First, cities should take advantage of the federalism arguments currently available to states, in recognition that federalism is about autonomy, not partisanship. We should be skeptical of federal encroachment that removes a city’s ability to create the community that is best for its residents. Cities, no matter the national political climate, should aim to protect their right to govern on behalf of their residents. Especially when residents are in the political minority, cities should guard their residents’ interests and magnify their voices. No government entity is closer to their residents and can better understand the needs of the community.
Second, when cities do resist the national government, they should lean on their connections to residents to demonstrate standing. In San Francisco v. Trump, the court found that San Francisco and the County of Santa Clara demonstrated Article III standing to challenge President Trump’s Executive Order in part because “enforcement under the Order would deprive them of federal grants that they use to provide critical services to their residents.”66 Although San Francisco and Santa Clara had yet to lose funds or suffer other enforcement action, these local jurisdictions successfully articulated how the Order sought to “undermine” “their local judgment of what policies and practices are most effective for maintaining public safety and community health.”67 Cities can show how national policy will contradict their residents’ ideals, as localities are small enough to have unifying values. Given the close proximity to their residents, cities can more concretely illustrate the harm caused by national policy to meet standing requirements.

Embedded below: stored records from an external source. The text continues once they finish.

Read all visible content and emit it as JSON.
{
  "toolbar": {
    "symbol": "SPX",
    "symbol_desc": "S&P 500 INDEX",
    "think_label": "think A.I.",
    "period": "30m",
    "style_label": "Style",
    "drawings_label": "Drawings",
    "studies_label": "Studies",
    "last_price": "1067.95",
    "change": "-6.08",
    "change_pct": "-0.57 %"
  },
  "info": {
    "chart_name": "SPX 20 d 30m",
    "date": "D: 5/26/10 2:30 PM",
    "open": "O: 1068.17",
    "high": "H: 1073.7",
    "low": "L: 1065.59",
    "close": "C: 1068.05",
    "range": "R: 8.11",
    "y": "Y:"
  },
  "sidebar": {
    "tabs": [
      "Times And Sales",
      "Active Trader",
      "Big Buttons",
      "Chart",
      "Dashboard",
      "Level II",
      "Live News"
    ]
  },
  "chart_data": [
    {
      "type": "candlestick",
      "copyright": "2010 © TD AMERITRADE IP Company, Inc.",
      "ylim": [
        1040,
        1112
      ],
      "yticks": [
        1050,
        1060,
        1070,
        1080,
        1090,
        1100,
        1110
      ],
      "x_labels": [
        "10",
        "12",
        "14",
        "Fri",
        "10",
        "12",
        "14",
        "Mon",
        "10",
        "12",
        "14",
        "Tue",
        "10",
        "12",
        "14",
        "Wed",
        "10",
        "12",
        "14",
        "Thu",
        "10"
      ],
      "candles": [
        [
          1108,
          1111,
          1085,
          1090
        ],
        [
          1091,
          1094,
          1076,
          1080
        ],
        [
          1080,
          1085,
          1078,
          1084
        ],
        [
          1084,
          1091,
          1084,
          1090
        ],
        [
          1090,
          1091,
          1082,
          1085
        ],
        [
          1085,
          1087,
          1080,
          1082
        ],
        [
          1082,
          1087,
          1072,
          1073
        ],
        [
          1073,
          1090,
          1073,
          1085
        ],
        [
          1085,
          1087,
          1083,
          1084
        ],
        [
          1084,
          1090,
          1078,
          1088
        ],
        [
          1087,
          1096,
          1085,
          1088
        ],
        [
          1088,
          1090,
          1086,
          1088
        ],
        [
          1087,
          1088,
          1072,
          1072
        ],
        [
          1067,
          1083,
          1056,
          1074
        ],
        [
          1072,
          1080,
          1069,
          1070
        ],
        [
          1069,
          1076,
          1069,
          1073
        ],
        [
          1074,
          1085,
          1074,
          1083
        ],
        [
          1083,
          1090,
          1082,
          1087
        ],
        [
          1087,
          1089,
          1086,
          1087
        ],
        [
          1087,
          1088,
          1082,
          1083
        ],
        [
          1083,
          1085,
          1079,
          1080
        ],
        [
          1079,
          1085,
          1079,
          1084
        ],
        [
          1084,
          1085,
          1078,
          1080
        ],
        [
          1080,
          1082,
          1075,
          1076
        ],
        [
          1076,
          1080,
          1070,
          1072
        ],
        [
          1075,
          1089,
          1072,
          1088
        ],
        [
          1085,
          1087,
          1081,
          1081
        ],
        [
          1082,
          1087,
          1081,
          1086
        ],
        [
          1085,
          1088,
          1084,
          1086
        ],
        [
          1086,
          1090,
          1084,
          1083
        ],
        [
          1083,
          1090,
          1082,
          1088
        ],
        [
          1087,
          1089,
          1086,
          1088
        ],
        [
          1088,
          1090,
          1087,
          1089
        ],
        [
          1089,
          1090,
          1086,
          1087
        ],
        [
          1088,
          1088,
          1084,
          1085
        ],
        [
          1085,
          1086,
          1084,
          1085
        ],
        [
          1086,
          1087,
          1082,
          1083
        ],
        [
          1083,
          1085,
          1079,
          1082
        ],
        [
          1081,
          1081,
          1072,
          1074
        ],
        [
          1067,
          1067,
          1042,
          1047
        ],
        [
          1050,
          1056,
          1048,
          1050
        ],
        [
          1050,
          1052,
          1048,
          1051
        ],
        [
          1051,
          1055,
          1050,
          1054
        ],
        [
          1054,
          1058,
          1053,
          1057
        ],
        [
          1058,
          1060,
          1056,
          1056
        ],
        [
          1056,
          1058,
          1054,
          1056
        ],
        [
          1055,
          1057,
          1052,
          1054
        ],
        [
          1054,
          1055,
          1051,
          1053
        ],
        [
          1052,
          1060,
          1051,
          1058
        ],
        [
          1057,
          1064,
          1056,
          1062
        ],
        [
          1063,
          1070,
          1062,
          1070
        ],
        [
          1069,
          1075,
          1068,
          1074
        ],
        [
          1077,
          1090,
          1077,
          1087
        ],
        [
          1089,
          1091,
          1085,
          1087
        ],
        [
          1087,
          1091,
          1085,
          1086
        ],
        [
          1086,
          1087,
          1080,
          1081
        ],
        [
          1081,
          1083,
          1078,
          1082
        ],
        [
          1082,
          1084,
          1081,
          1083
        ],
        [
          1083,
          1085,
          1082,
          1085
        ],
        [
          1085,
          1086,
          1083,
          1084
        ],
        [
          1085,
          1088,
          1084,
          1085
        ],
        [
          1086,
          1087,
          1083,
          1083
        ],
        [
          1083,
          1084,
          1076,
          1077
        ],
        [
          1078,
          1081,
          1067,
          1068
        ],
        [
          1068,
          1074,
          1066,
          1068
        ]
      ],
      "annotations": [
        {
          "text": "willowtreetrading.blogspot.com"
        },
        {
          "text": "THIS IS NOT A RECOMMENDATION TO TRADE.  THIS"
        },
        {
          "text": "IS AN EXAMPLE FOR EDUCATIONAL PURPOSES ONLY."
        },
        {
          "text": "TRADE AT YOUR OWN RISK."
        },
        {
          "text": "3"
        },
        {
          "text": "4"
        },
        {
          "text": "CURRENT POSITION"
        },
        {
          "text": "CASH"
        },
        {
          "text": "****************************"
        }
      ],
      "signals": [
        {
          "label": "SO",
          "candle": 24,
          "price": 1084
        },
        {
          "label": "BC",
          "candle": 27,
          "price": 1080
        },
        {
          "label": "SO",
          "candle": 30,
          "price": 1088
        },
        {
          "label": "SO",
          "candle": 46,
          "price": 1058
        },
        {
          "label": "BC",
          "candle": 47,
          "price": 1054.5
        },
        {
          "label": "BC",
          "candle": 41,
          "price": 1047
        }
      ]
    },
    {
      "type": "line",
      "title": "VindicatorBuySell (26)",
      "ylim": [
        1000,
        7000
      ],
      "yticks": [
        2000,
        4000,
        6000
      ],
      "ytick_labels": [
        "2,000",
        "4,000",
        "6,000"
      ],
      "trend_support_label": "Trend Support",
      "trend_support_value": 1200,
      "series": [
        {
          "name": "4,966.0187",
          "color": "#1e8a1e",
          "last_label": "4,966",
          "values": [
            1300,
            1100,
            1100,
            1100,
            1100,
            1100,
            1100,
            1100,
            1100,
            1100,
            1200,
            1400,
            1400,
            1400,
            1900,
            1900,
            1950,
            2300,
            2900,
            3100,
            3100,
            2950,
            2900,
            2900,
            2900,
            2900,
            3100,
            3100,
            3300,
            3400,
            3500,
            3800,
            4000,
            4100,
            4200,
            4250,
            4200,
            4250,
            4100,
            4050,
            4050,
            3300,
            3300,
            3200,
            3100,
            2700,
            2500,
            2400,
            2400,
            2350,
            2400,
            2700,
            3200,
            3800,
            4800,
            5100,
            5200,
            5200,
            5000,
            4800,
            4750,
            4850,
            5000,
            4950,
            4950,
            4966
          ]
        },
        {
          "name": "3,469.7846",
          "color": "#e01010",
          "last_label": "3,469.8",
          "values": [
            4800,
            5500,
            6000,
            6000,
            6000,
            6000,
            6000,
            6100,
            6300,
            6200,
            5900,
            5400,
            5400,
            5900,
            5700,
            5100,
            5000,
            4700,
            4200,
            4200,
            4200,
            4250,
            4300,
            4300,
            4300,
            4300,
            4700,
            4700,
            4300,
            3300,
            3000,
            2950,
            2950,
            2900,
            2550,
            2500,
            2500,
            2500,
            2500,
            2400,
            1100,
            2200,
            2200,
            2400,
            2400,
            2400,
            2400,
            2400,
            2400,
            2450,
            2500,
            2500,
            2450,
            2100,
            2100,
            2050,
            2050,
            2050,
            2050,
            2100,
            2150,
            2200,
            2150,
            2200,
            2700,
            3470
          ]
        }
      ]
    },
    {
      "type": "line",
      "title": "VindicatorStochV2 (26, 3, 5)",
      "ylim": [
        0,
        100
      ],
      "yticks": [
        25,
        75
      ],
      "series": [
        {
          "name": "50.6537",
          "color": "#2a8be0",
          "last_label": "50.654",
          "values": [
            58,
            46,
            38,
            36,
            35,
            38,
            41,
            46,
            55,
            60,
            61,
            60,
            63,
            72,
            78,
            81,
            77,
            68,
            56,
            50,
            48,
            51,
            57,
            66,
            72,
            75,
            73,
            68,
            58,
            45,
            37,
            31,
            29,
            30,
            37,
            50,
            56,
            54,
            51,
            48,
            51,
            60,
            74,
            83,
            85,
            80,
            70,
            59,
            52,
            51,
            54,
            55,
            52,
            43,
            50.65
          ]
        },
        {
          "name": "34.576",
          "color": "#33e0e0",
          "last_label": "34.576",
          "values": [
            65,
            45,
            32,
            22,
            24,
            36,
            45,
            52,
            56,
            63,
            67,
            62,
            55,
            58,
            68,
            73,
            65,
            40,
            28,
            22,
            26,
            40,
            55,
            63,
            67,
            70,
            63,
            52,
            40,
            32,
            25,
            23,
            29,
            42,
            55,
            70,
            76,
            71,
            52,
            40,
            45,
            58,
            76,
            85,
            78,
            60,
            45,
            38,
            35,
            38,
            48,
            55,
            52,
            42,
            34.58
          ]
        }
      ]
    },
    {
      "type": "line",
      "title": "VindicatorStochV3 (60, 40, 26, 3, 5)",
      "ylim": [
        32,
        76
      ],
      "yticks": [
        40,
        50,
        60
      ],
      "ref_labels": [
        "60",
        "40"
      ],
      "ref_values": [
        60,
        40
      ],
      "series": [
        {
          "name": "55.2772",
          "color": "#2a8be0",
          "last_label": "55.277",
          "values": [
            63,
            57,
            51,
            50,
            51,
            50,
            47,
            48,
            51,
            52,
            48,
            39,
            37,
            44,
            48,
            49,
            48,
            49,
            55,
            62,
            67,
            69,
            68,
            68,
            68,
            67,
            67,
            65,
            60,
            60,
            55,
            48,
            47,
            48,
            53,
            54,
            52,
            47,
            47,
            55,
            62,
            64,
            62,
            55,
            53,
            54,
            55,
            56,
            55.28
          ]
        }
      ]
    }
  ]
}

Overall, the guiding principle for local resistance is this: let the residents’ ideals and best interests ground local dissent and resistance. While the federal government and states retain great potential to pressure or constrain cities, localities can best avail themselves of the Tenth Amendment by appealing to their unique proximity to their residents, the People. San Francisco was able to successfully pursue its litigation against the Trump Administration because sanctuary city status was in the best interests of the city’s residents.68 Even when a city is in the national political minority, if it represents the perspective of its residents, it can vindicate federalism and make national impact.
Christine Kwon is the San Francisco Affirmative Litigation Project (SFALP) Fellow and Lecturer in Law at Yale Law School. Marissa Roy is a Catalyst Fellow at the Los Angeles City Attorney’s Office. The authors contributed to San Francisco’s litigation of San Francisco v. Trump while students in SFALP, a clinical partnership between Yale Law School and the San Francisco City Attorney’s Office. The authors express deepest thanks to Thomas Maxwell Nardini, Emma Sokoloff-Rubin, and San Francisco Deputy City Attorneys Sara Eisenberg, Mollie Lee, and Aileen McGrath. Thanks also to Lauren Hobby, Meenakshi Krishnan, and the editors of the Yale Law Journal for perceptive and painstaking editing.
Preferred Citation: Christine Kwon & Marissa Roy, Local Action, National Impact: Standing Up for Sanctuary Cities, 127 Yale L.J. F. 715 (2018), http://www.yalelawjournal.org/forum/local-action-national-impact.